- What this task involves
For the string "more", count the lines in the records below that contain it. Answer with that number alone.

- Supplied material
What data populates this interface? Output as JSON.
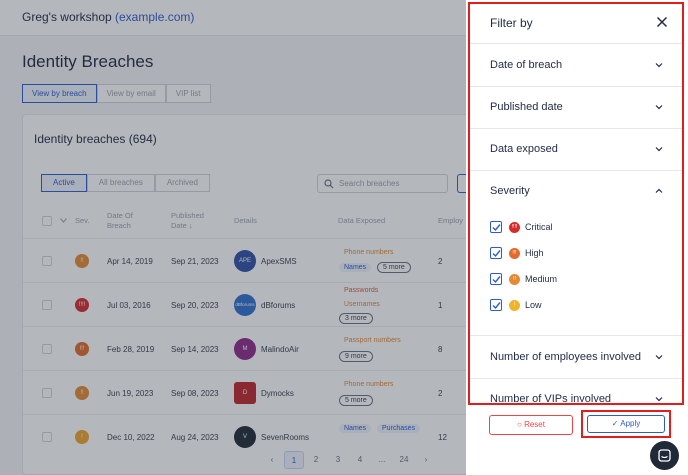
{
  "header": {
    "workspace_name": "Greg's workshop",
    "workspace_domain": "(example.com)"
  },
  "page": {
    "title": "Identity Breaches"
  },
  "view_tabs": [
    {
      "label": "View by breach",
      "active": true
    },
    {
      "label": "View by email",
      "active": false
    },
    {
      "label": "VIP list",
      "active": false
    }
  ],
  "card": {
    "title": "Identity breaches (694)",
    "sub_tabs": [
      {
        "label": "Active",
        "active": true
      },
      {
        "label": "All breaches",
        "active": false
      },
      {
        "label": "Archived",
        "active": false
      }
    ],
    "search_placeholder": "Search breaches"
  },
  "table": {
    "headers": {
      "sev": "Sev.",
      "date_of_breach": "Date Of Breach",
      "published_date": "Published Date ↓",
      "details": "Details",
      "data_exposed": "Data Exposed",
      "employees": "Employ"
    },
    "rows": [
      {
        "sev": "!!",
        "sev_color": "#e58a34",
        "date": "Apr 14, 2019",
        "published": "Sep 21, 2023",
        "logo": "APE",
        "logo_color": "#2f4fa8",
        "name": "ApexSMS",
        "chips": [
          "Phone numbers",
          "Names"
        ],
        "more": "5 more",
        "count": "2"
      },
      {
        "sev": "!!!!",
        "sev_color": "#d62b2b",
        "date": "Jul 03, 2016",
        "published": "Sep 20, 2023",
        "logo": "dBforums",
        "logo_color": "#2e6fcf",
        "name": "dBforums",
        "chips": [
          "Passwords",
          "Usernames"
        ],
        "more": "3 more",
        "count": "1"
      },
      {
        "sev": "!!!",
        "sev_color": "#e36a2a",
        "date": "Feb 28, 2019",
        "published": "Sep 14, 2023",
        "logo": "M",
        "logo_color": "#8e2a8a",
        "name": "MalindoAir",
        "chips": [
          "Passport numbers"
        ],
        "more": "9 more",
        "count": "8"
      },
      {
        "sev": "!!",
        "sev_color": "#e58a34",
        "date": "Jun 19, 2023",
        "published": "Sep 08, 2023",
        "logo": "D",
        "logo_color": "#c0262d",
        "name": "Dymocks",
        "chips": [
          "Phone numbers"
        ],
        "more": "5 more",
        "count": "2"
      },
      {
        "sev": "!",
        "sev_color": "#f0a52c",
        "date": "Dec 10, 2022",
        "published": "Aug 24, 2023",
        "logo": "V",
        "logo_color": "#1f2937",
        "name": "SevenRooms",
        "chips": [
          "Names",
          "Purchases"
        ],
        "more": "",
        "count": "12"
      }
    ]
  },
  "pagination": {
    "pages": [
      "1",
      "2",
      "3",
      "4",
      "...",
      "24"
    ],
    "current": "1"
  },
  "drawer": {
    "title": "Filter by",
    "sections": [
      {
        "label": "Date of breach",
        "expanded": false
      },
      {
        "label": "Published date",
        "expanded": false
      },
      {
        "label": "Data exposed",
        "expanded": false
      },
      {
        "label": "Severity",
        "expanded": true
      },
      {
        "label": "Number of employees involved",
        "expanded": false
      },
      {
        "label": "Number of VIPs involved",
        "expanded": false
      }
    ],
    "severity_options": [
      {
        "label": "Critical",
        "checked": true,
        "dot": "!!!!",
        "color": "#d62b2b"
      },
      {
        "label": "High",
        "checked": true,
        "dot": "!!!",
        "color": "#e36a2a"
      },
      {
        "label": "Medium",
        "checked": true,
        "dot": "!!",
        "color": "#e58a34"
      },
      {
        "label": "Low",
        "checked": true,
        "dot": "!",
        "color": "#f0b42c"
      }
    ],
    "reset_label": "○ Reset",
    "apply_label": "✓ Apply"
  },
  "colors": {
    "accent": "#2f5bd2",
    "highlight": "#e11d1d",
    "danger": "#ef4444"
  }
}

- Written response
5